In documents supplied to the court Barry Murphy, a sole practitioner practising as Eugene Carey & Company Solicitors, Courthouse Chambers, Mallow, Co Cork also admitted having a "serious gambling problem".

Mr Justice Peter Kelly was told Mr Murphy was consenting to various interim orders, including freezing his accounts and suspending him from practising.

Niamh O'Connell, an investigating accountant with the Society, said in a sworn statement that Mr Murphy had admitted to a serious gambling problem.

He said he originally used monies from his office account to fund his gambling habit.

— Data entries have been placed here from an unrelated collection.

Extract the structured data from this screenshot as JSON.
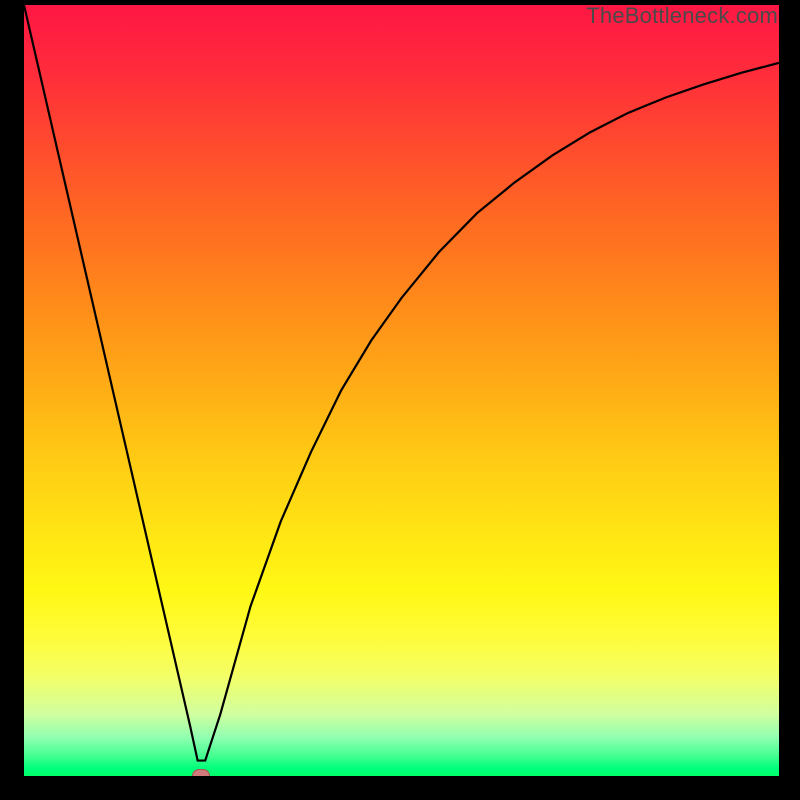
{
  "watermark": "TheBottleneck.com",
  "colors": {
    "background": "#000000",
    "curve": "#000000",
    "marker": "#d07a7a"
  },
  "chart_data": {
    "type": "line",
    "title": "",
    "xlabel": "",
    "ylabel": "",
    "xlim": [
      0,
      100
    ],
    "ylim": [
      0,
      100
    ],
    "series": [
      {
        "name": "bottleneck-curve",
        "x": [
          0,
          2,
          4,
          6,
          8,
          10,
          12,
          14,
          16,
          18,
          20,
          22,
          23,
          24,
          26,
          28,
          30,
          34,
          38,
          42,
          46,
          50,
          55,
          60,
          65,
          70,
          75,
          80,
          85,
          90,
          95,
          100
        ],
        "values": [
          100,
          91.5,
          83,
          74.5,
          66,
          57.5,
          49,
          40.5,
          32,
          23.5,
          15,
          6.5,
          2,
          2,
          8,
          15,
          22,
          33,
          42,
          50,
          56.5,
          62,
          68,
          73,
          77,
          80.5,
          83.5,
          86,
          88,
          89.7,
          91.2,
          92.5
        ]
      }
    ],
    "marker": {
      "x": 23.5,
      "y": 0
    },
    "background_gradient": {
      "top": "#ff1744",
      "upper_mid": "#ffa816",
      "lower_mid": "#fff814",
      "bottom": "#00ff6a"
    }
  }
}
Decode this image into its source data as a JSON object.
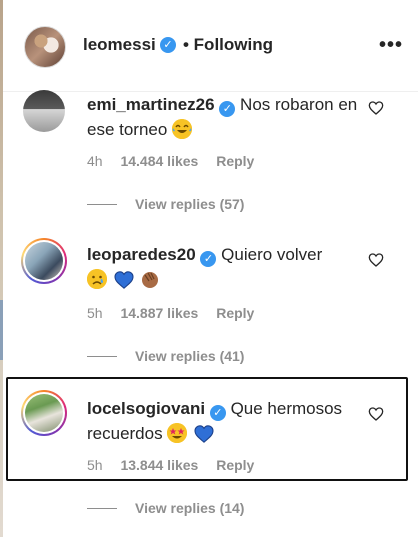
{
  "header": {
    "username": "leomessi",
    "verified_icon": "verified-badge-icon",
    "following_label": "• Following",
    "more_icon": "more-options-icon",
    "more_label": "•••"
  },
  "comments": [
    {
      "username": "emi_martinez26",
      "text": "Nos robaron en ese torneo",
      "emojis": [
        "laughing-tears-emoji"
      ],
      "time": "4h",
      "likes": "14.484 likes",
      "reply_label": "Reply",
      "view_replies": "View replies (57)"
    },
    {
      "username": "leoparedes20",
      "text": "Quiero volver",
      "emojis": [
        "sad-face-emoji",
        "blue-heart-emoji",
        "clapping-hands-emoji"
      ],
      "time": "5h",
      "likes": "14.887 likes",
      "reply_label": "Reply",
      "view_replies": "View replies (41)"
    },
    {
      "username": "locelsogiovani",
      "text": "Que hermosos recuerdos",
      "emojis": [
        "star-struck-emoji",
        "blue-heart-emoji"
      ],
      "time": "5h",
      "likes": "13.844 likes",
      "reply_label": "Reply",
      "view_replies": "View replies (14)"
    }
  ],
  "colors": {
    "verified": "#3897f0",
    "meta_text": "#8e8e8e",
    "text": "#262626",
    "blue_heart": "#2f6fd6"
  }
}
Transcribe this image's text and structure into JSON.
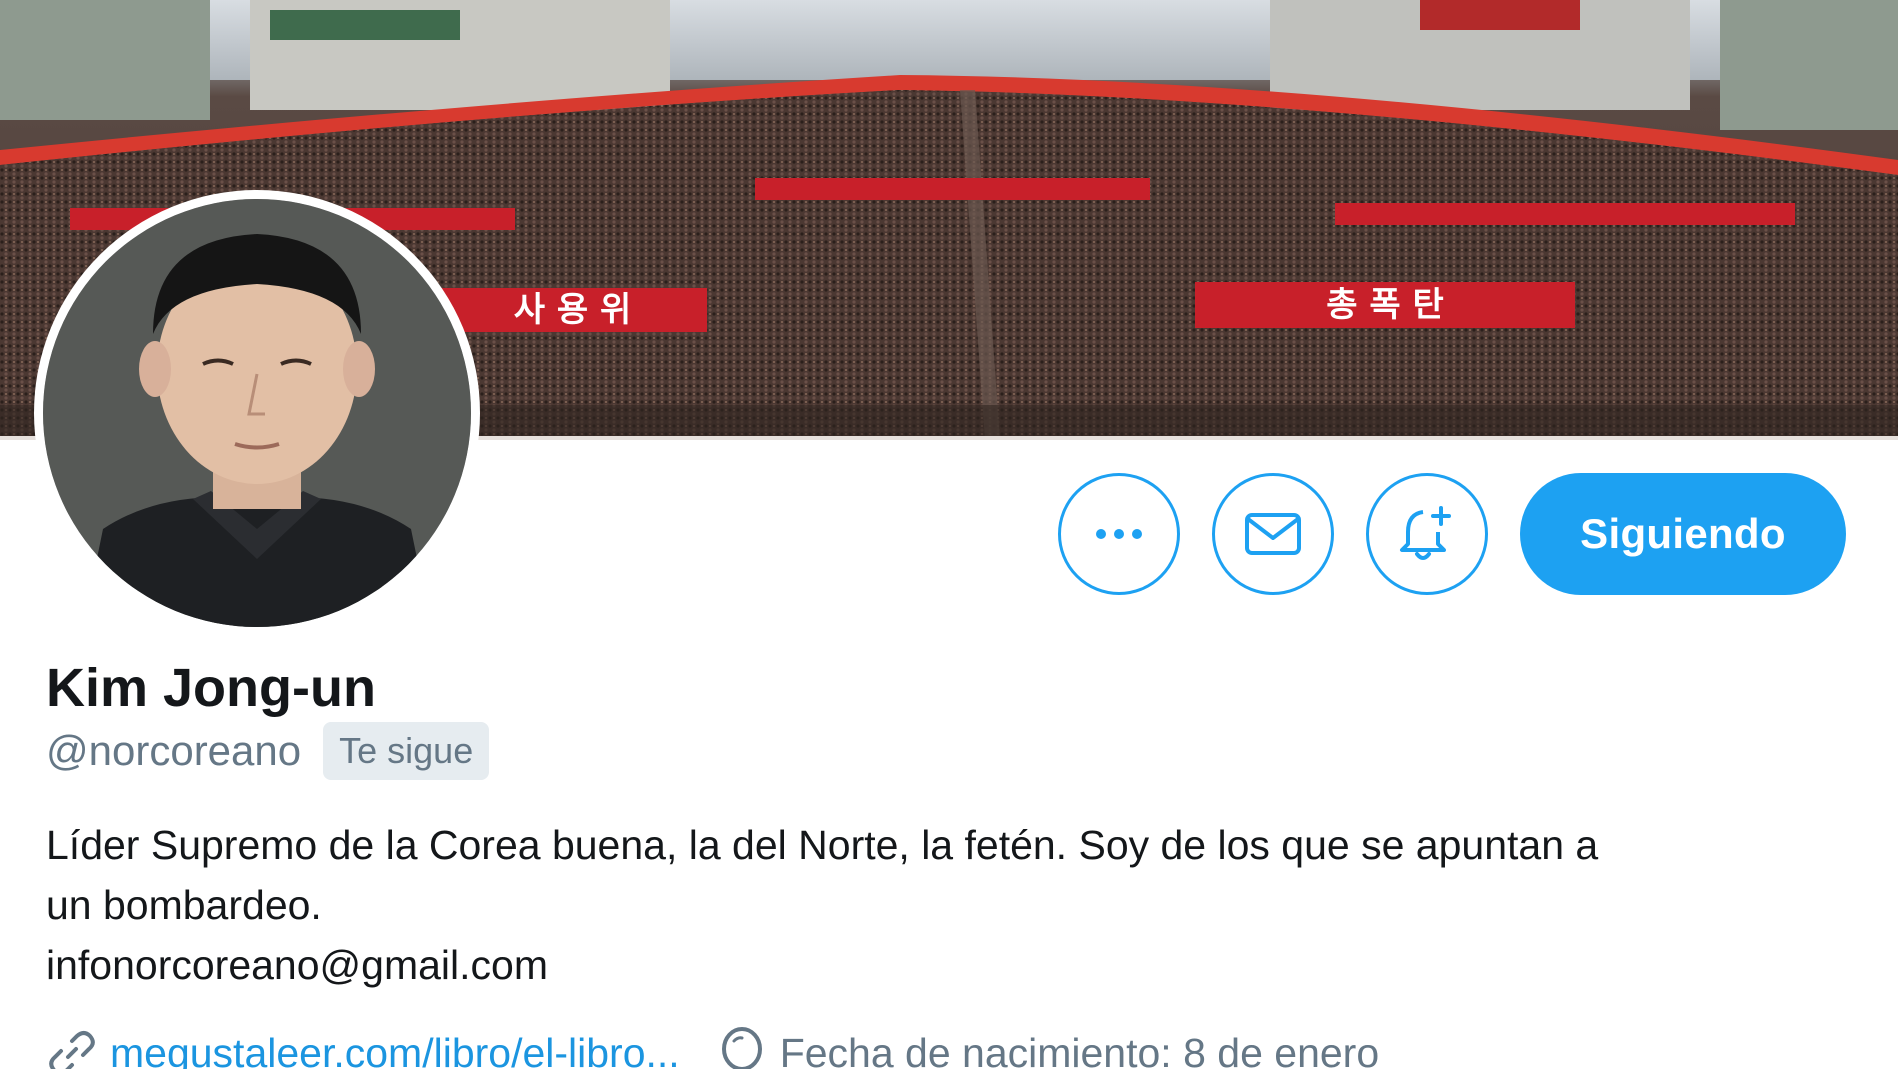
{
  "profile": {
    "name": "Kim Jong-un",
    "handle": "@norcoreano",
    "follows_you_badge": "Te sigue",
    "bio_line1": "Líder Supremo de la Corea buena, la del Norte, la fetén. Soy de los que se apuntan a",
    "bio_line2": "un bombardeo.",
    "bio_line3": "infonorcoreano@gmail.com",
    "website": "megustaleer.com/libro/el-libro...",
    "birthday": "Fecha de nacimiento: 8 de enero"
  },
  "actions": {
    "more_icon": "more-horizontal-icon",
    "message_icon": "envelope-icon",
    "notify_icon": "bell-plus-icon",
    "follow_label": "Siguiendo"
  },
  "banner": {
    "sign_left": "사 용 위",
    "sign_right": "총 폭 탄"
  },
  "colors": {
    "accent": "#1da1f2",
    "link": "#1b95e0",
    "secondary_text": "#657786",
    "badge_bg": "#e6ecf0"
  },
  "icons": {
    "website": "link-icon",
    "birthday": "balloon-icon"
  }
}
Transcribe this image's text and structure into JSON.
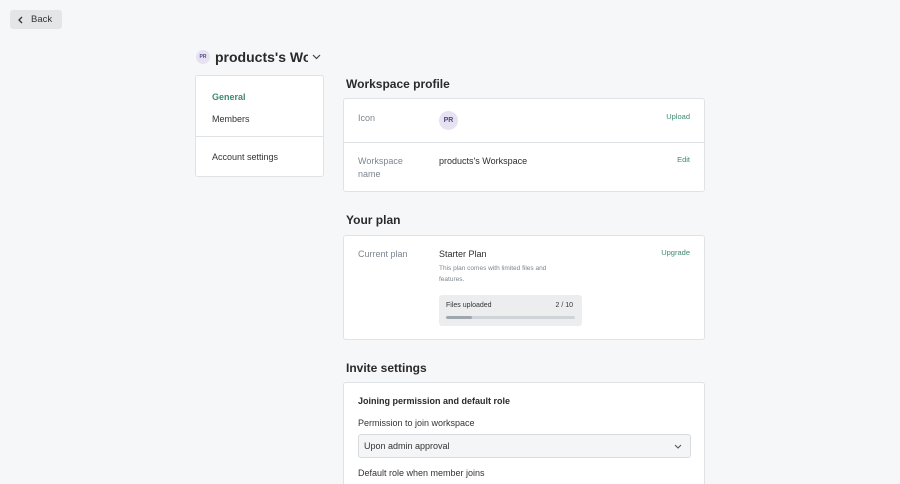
{
  "back": {
    "label": "Back"
  },
  "workspace": {
    "initials": "PR",
    "title": "products's Workspace"
  },
  "nav": {
    "items": [
      {
        "label": "General",
        "active": true
      },
      {
        "label": "Members",
        "active": false
      },
      {
        "label": "Account settings",
        "active": false
      }
    ]
  },
  "profile": {
    "heading": "Workspace profile",
    "icon_label": "Icon",
    "icon_initials": "PR",
    "upload_label": "Upload",
    "name_label_line1": "Workspace",
    "name_label_line2": "name",
    "name_value": "products's Workspace",
    "edit_label": "Edit"
  },
  "plan": {
    "heading": "Your plan",
    "current_label": "Current plan",
    "name": "Starter Plan",
    "description": "This plan comes with limited files and features.",
    "upgrade_label": "Upgrade",
    "files_label": "Files uploaded",
    "files_count": "2 / 10",
    "files_used": 2,
    "files_limit": 10
  },
  "invite": {
    "heading": "Invite settings",
    "subheading": "Joining permission and default role",
    "permission_label": "Permission to join workspace",
    "permission_value": "Upon admin approval",
    "default_role_label": "Default role when member joins"
  },
  "colors": {
    "accent": "#3d8b71",
    "avatar_bg": "#e6e2f2",
    "avatar_text": "#544a84"
  }
}
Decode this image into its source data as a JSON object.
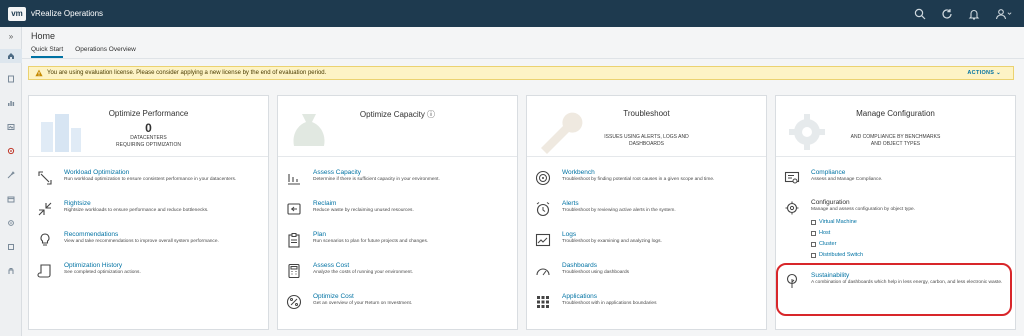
{
  "app": {
    "logo": "vm",
    "title": "vRealize Operations"
  },
  "topbar_icons": [
    "search-icon",
    "refresh-icon",
    "bell-icon",
    "user-icon"
  ],
  "rail": {
    "toggle": "»"
  },
  "header": {
    "title": "Home",
    "tabs": [
      {
        "label": "Quick Start"
      },
      {
        "label": "Operations Overview"
      }
    ]
  },
  "banner": {
    "text": "You are using evaluation license. Please consider applying a new license by the end of evaluation period.",
    "actions_label": "ACTIONS ⌄"
  },
  "cards": [
    {
      "title": "Optimize Performance",
      "count": "0",
      "sub": "DATACENTERS\nREQUIRING OPTIMIZATION",
      "items": [
        {
          "title": "Workload Optimization",
          "desc": "Run workload optimization to ensure consistent performance in your datacenters."
        },
        {
          "title": "Rightsize",
          "desc": "Rightsize workloads to ensure performance and reduce bottlenecks."
        },
        {
          "title": "Recommendations",
          "desc": "View and take recommendations to improve overall system performance."
        },
        {
          "title": "Optimization History",
          "desc": "See completed optimization actions."
        }
      ]
    },
    {
      "title": "Optimize Capacity ⓘ",
      "items": [
        {
          "title": "Assess Capacity",
          "desc": "Determine if there is sufficient capacity in your environment."
        },
        {
          "title": "Reclaim",
          "desc": "Reduce waste by reclaiming unused resources."
        },
        {
          "title": "Plan",
          "desc": "Run scenarios to plan for future projects and changes."
        },
        {
          "title": "Assess Cost",
          "desc": "Analyze the costs of running your environment."
        },
        {
          "title": "Optimize Cost",
          "desc": "Get an overview of your Return on Investment."
        }
      ]
    },
    {
      "title": "Troubleshoot",
      "sub": "ISSUES USING ALERTS, LOGS AND\nDASHBOARDS",
      "items": [
        {
          "title": "Workbench",
          "desc": "Troubleshoot by finding potential root causes in a given scope and time."
        },
        {
          "title": "Alerts",
          "desc": "Troubleshoot by reviewing active alerts in the system."
        },
        {
          "title": "Logs",
          "desc": "Troubleshoot by examining and analyzing logs."
        },
        {
          "title": "Dashboards",
          "desc": "Troubleshoot using dashboards"
        },
        {
          "title": "Applications",
          "desc": "Troubleshoot with in applications boundaries"
        }
      ]
    },
    {
      "title": "Manage Configuration",
      "sub": "AND COMPLIANCE BY BENCHMARKS\nAND OBJECT TYPES",
      "items": [
        {
          "title": "Compliance",
          "desc": "Assess and Manage Compliance."
        },
        {
          "title": "Configuration",
          "desc": "Manage and assess configuration by object type."
        },
        {
          "title": "Sustainability",
          "desc": "A combination of dashboards which help in less energy, carbon, and less electronic waste."
        }
      ],
      "config_links": [
        "Virtual Machine",
        "Host",
        "Cluster",
        "Distributed Switch"
      ]
    }
  ],
  "colors": {
    "topbar": "#1e3a4f",
    "link": "#0072a3",
    "banner": "#fdf3c5",
    "highlight": "#d8262a"
  }
}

He had admitted to first dipping into the client account in November or December 2015 and when he won money gambling he would put it back into the client account.

After his office facility was withdrawn by his bank in mid-March, he then only had access to the client account and he said he operated a personal "SKRLL" credit account for his gambling which was mostly online with "Bet365" and "Betfair".

The Society's Regulation of Practise Committee has formed the opinion Mr Murphy was guilty of dishonesty in his practise in allowing a minimum deficit of €349,437 arise on the client account as of 28 June last, she said.

Mr Murphy disclosed the client account deficit to two clients and the Law Society earlier this week when he was unable to provide €319,000 needed by the clients to close a sale, she said.

Mr Murphy had said he only has some €100,000 left in his client account and admitted to having considerable debts including an office overdraft of €130,000 and some €16,400 on his credit card.

He also said the Revenue was seeking €15-16,000 for arrears of VAT and PAYE/PRSI.

Mr Murphy further stated his online banking facility was withdrawn by his bank in late March or early April and his office overdraft facilities were withdrawn around mid-March.

He had admitted to delay in dealing with money matters and telling clients many lies "in order to cover his tracks", Ms O'Connell said.

He admitted to waiting for one client's monies to come in to pay off another client and had also said he had had to pass over some cases to another solicitor.